Arriving in Brighton late last night I stood up from the car into the darkness, tired from a post audition mission. Immediately I felt the wind slam into me from my right, buffeting in from the channel – in from the huge ancient sea. To my left the windblown buildings and the window behind which I’d sleep. To my right, darkness. Behind me the empty road.
I stood and looked for a while. Just wind and wavesound. Crash and rush, the cooling engine ticks, late night birds, my breath.
There’s true darkness out there, at sea. I always think of my grandmother: “The sea is in your blood!” That’s what she’d say. Her father drowned somewhere in that expanse out there, to the east, dragged down by his new boots. Her husband, grandpa, was on the Atlantic convoys and the South China Sea, and went down with The Repulse. Dad was fucking with the sea, on lethal cigarette boats going as fast as possible and somehow not dying. He was world champion powerboat racer a few years running – including the year I was born. Lucky. For the stories, he almost copped it a few times. That was the knife edge he was happiest on.
It’s unforgiving, the sea.

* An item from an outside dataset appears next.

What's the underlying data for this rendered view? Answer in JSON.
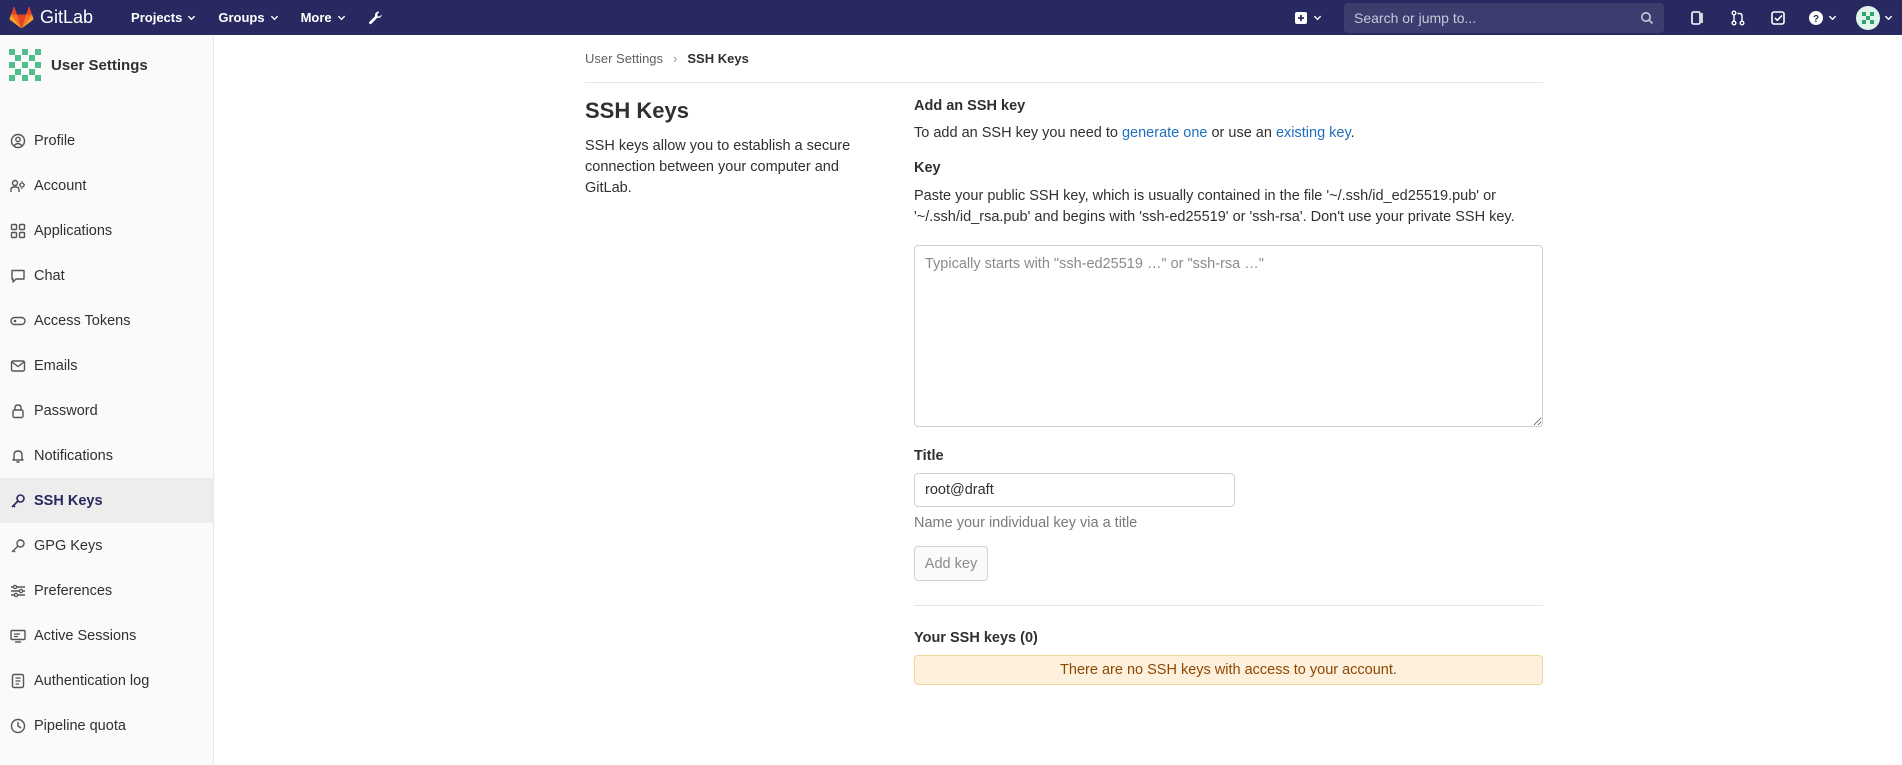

You fuck with it at your peril. That’s what drew dad to it. I get it.
We humans haven’t turned our colonial eye to it despite the projections of underwater biobubbles from the 1950’s onwards. Too lethal. Nature’s domain. We are still just visitors on those terrible wonderful waters we left so many centuries ago. Sometimes we’re playing, sometimes we’re playthings. We don’t get to choose which. Very few people have slept a night under there and come back up. Just that quiet ordered compact breed who make submariners.
Cold out there. Looking out into the black, there’s the lonely blinking red lights of a wind farm. Unmanned. Unmannable. But recently sanctioned by our glorious leader as part of the isolated nasty future he dreams of. We’ve got wind and wave. We can have power in our island and screw everybody else. It’s a nasty reason for a good thing to get promoted.

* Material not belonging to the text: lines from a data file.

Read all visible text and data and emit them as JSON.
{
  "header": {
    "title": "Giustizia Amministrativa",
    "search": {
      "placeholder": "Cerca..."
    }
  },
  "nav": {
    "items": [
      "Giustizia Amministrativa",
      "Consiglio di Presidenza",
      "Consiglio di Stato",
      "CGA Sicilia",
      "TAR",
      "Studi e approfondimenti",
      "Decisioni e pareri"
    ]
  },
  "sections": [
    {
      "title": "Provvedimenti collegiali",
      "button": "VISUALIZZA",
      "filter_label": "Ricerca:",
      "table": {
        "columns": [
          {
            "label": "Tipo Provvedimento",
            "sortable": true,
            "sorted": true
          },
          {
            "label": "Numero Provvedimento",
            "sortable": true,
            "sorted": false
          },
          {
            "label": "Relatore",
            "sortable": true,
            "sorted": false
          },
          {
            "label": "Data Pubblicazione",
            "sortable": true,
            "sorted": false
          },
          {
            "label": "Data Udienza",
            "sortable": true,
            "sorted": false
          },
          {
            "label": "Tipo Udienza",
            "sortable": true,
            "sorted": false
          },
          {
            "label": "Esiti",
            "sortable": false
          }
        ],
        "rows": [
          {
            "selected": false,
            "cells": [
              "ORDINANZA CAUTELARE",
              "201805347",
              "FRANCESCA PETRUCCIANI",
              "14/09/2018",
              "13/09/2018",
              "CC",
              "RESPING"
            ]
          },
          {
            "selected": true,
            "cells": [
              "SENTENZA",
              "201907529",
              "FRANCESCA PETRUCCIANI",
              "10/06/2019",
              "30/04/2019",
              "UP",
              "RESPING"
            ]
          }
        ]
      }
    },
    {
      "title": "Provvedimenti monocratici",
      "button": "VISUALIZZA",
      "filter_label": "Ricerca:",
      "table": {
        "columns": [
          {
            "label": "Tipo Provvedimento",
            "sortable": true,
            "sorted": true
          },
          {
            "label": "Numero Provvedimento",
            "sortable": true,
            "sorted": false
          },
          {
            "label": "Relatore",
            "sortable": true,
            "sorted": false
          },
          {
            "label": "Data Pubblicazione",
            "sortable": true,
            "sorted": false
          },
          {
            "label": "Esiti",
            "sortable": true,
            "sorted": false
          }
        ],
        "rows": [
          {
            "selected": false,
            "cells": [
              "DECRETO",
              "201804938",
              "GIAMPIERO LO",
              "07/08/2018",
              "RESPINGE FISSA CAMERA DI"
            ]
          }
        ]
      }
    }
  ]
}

I’ve spent the morning with the sea ever present. It somehow helps me think. A sabbatical in The Isle of Man is looking more likely the more I think about practicalities, especially when I remember how much clearer I feel when that wind blows over me.
For now I’m going to get stuck into the lanes, dig around in charity shops, and wait until Lou has finished work so we can go for yummy yakitori.